The public library is the perfect place for those of us with a book dependency.

– M.J. Tjia


Lynette Noni

When I was a little girl, we didn’t have much money. My dad was a farmer, our family’s livelihood dependent on the hope of rain in a land of endless drought. My mum always said wealth comes in many forms, knowledge and imagination not the least of these. She encouraged me to find joy in reading – encouragement I didn’t need, since I was obsessed with the worlds I was transported to and the fictional friends I met along the way.

Our poverty meant we didn’t have money to buy books, so my local library was a haven for me in my younger years. It wasn’t just an escape, it was a second home. The ceiling fans offered a respite from the merciless heat, the beanbags a comfortable place to curl up, and the books – oh, the books. There were hundreds of them. Thousands. To my little-girl mind, I’d never known so many wonders, never imagined so many adventures at the turn of a page. Weekends found me wandering the shelves, never wanting to leave; school holidays found me huddled in the corners, reading until I had to be dragged away – with my arms full of novels to take home with me.

I am an author today because of my childhood library. My haven, my home. I know I am not alone in this. Because libraries aren’t just buildings full of books – they’re kingdoms of words rife with creativity, vision, and hope. And in this day and age, they’re exactly what this world needs.

– Lynette Noni


Sulari Gentill

Dear Library

It’s been many years since we first fell in love. I was young. You were older, your life was ordered, everything in its place. Shy and lonely, I had no idea what I wanted, and you gave me refuge. How giddy were those first days of discovery – I couldn’t get enough of you.

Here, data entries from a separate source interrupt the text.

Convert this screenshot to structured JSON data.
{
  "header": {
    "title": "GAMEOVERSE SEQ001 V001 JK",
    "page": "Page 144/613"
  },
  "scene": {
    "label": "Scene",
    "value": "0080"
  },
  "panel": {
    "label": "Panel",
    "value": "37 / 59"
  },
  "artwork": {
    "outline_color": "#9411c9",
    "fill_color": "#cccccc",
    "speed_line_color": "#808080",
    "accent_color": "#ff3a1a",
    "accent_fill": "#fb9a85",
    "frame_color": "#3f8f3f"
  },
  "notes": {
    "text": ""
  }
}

As time went on you introduced me to my greatest friends, those who would inspire and comfort me, who would thrill and challenge me. And even those who would make me furious. You surrounded me with adventurers and heroes, cowboys, dancers, activists and survivors.

I dallied with each of them for a while, became quite passionate about some, but I always returned to you.

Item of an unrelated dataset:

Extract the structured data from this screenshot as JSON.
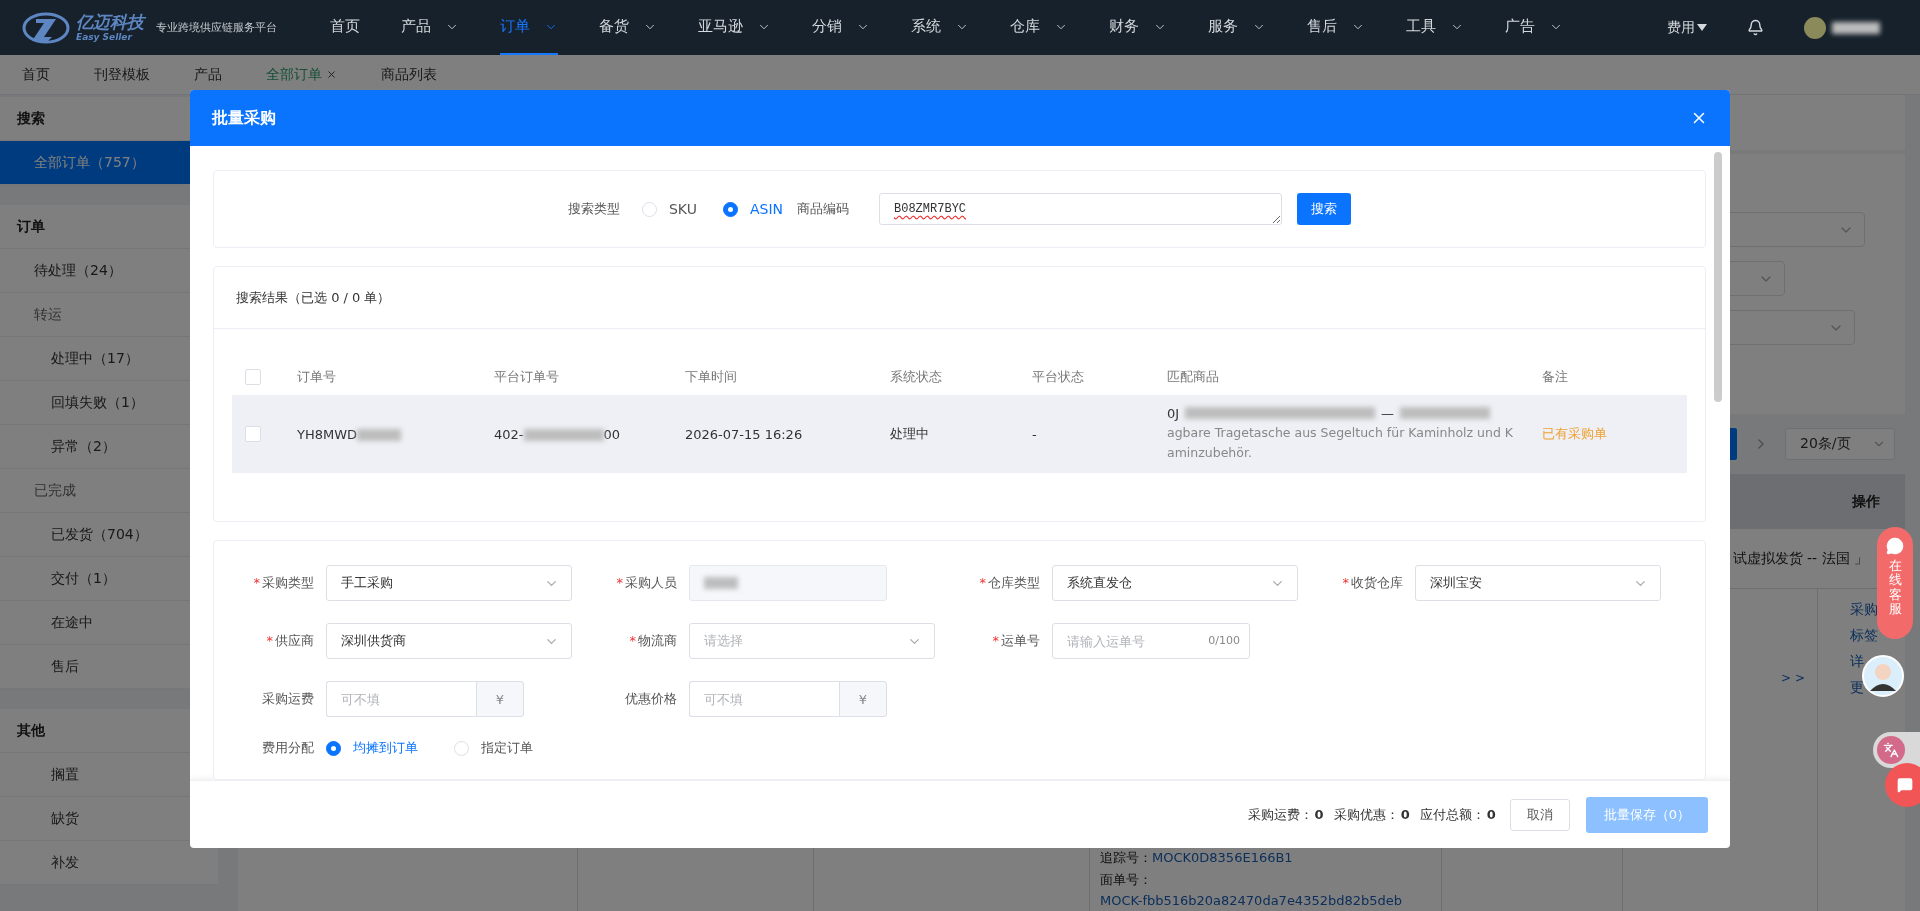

Some of your introductions proved dangerous, but you were always there to hold my hand – to provide me a safe place in which to experiment with outrageous ideas, to imagine not being shy, not being awkward, not being me. And in the process you allowed me to become me.

Oh library, dear library, perhaps we should just declare ourselves, keep ourselves only unto each other – but I know you could never be just mine.

It is your nature to be there for whoever needs you – rich or poor, learned or learning. Others love you as much as I, and that is as it should be. I can share. I can be modern.

Still, we could run away together – you wouldn’t need to go anywhere – I’ll come to you.

Love always
Sulari Gentill


Natalie Jane Prior

My Library

There is a library in my head
Of all the books I’ve ever read.
Books to cherish and to bless,
Books forgotten, more or less;
Books to learn from, books to write,
Books to keep me up at night.
Silly books that make me laugh,
Books for reading in the bath.
Books for browsing on the train,
Or when I’m sheltering from the rain –
Books that make me feel alive,
And help my sad heart to revive.
So when you need me, best to look
First, in the library, with my books.

– Natalie Jane Prior


Library Lovers Day infographic

Here’s an infographic we whipped up last year to show a few of the reasons why people love libraries

Infographic about library services

Library Lovers’ Day is an initiative, coordinated by the Australian Library and Information Association (ALIA), aims to raise the profile of the services which libraries offer. Australia’s public libraries provide quality information services that support lifelong learning, significantly impacting the cultural and information industry.